• Will seek to plant all types of missional communities to expand the kingdom of God.
• Seeks to put the good of their neighbor over their own good.
• Will give preeminence to integrity, morality, good character and conduct, compassion, love, and a resurrection life filled with hope to lend credence to their reasoned verbal witness.
• Practices hospitality by welcoming the stranger into the midst of the community.
• Will see itself as a community or family on a mission together. There are no “lone ranger” Christians in a missional church.
• Sees itself as a representative of Jesus and will do nothing to dishonor his name.
• Will be totally reliant on God in all it does.
• Will be desperately dependent on prayer.8
The emphasis of both the missional church and the emerging church is upon “being the presence of God” in very practical ways over one of doctrinal correctness. This is not because correct doctrine isn’t important, but because we now live in a postmodern, pluralistic society where people no longer believe in absolutes. People no longer judge a religion based upon the relative merits of its doctrine or archaeological evidence or the historicity of its claims. What now matters most is “experience.” People want to experience God, and if they can first experience God through an act of compassion and see a continued witness of light in a dark place, they will come to the place where they believe because they were first made to feel that they belonged.
1 Eric Reed, “New Ownership,” Leadership (Winter 2007), 20.
2 Lesslie Newbigin, The Gospel in a Pluralist Society (Grand Rapids: Eerdmans, 1989), 119.
3 Consumer Church to Missional Church, www.friendofmissional.org
4 Consumer Church to Missional Church. www.friendofmissional.org
5 Chad Hall, “Missional: Possible,” Leadership (Winter 2007), 35.
6 Dietrich Bonhoeffer, The Cost of Discipleship (New York: MacMillan, 1963), 45.

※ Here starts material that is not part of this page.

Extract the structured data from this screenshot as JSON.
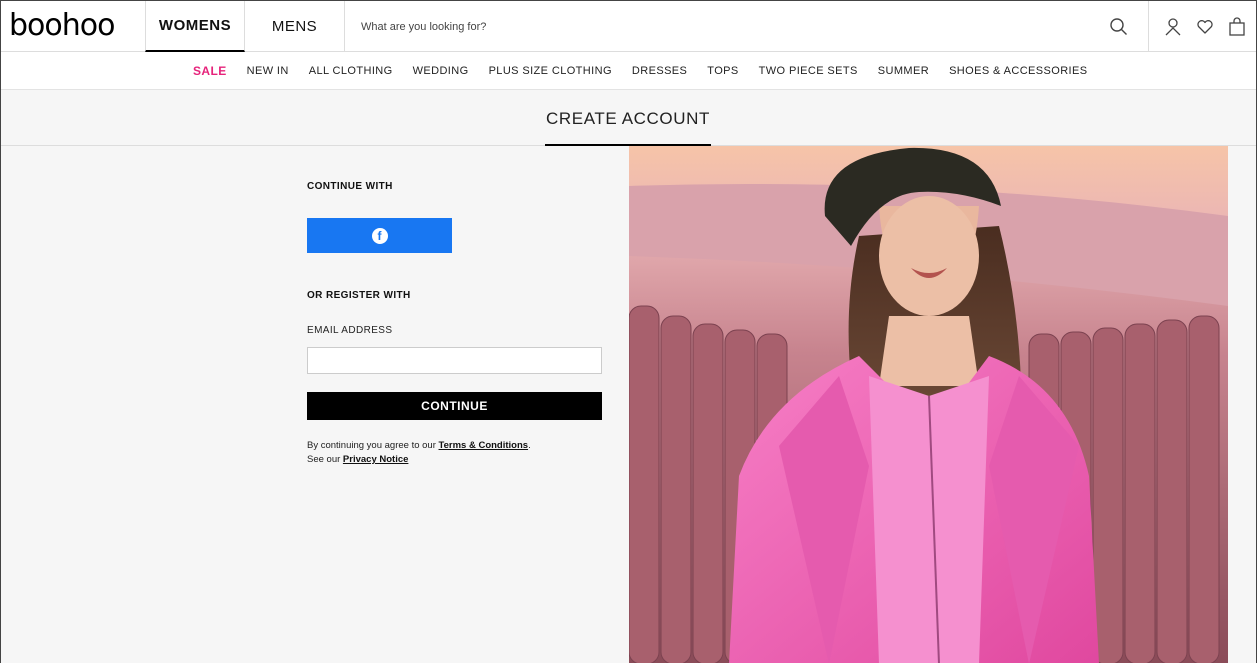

7 “What Is a Missional Church?” www.friendofmissional.org.
Gary Zustiak teaches psychology and counseling at Ozark Christian College, Joplin, Missouri.